Fresh shellfish can be pricey so I like to get as much bang for my buck as possible. One of the easiest ways to extend the value of shellfish is to make a stock from the heads and shells. Once the stock has been made, it can be stored for later use and can be used in many different dishes. The unique flavor of shellfish can turn a mediocre dish into something exotic.
Making stock can be as simple as boiling the heads and shells in water and then straining the solids and reserving the liquid. Spices, herbs or vegetables can be added to give the stock extra depth of flavor.
I plan on making some seafood pasta dishes so I made stock from shrimp and crawfish shells. I bought one pound each of crawfish and shrimp. One pound of crawfish results in a paltry amount of crawfish meat and the majority is shells and heads. Shrimp produces a little more meat but you’d be lucky to get half a pound of cooked shrimp from a pound of whole, raw shrimp.
So, with that in mind, I made crawfish butter and shrimp butter. The flavorful compound butter can be stored in the refrigerator for several days, or in the freezer for months.
1 lb fresh shrimp (these were Gulf shrimp)
1 lb steamed crawfish (crayfish, crawdads, mudbugs…whatever you wish to call them)
½ cup unsalted butter, divided in half
Directions for the shrimp:
Remove the heads from the shrimp. This can be done by gripping the head and pulling away from the rest of the body. If you are squeamish about this sort of thing, get over it. It becomes an automatic process after a few decapitations. Toss the heads into a bowl and set aside.
Peel and devein the shrimp. Rinse the shrimp under cold water and store in an airtight container. Add the shells to the bowl containing the heads.
Put the heads and shells into a skillet. Cover with water and simmer for about 30 minutes, stirring and pressing the shells occasionally.
Strain the solids and discard. Pour the stock into a container and refrigerate or freeze, if desired.
Directions for the crawfish:
Unless you go gigging for crawfish, which is to say, catching your own live crawfish, you will either get them freshly steamed and seasoned or refrigerated, after they were seasoned. Either way, they are probably going to be seasoned with Cajun spices, and that’s a very good thing.
I prefer to eat steamed crawfish while they are still hot, but this time I only snacked on one and used the rest for an Etouffee.
Remove the heads from the crawfish and peel the shells. Reserve the meat.
Add the heads and shells to a skillet and cover with water. Simmer for 30 minutes and strain the solids. Discard the solids.
Save the stock in the refrigerator, or freeze.
Making compound Butter
If you want to make compound butter with shrimp stock or crawfish stock, simmer the sauces further. Simmer at high heat and whisk constantly.

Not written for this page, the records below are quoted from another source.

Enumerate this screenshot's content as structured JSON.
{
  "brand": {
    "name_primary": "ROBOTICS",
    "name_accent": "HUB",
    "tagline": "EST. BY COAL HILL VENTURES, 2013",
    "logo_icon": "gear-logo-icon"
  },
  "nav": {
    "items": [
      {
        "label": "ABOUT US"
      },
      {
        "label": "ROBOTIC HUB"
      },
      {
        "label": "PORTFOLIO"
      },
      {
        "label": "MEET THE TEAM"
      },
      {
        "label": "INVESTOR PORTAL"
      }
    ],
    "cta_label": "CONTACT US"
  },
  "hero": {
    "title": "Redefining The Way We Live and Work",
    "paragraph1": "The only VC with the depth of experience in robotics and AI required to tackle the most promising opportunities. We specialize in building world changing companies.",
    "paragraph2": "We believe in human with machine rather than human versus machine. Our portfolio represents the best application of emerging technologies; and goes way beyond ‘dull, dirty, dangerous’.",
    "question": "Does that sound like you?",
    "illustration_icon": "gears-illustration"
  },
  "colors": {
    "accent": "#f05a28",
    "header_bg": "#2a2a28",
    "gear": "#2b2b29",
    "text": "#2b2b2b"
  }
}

Reduce the sauce until nearly all of the moisture is gone.
I reduced the shrimp stock down to about 3 tablespoons and I reduced the crawfish stock down to about ¼ cup.
Turn the heat off and add ¼ cup butter. Whisk to incorporate. Pour the butter into a small bowl, cover and refrigerate. Once the compound butter solidifies, turn it out on some plastic wrap. Fold the wrap over the butter. I like to add extra layer of plastic wrap to get a good seal. Refrigerate or freeze until needed.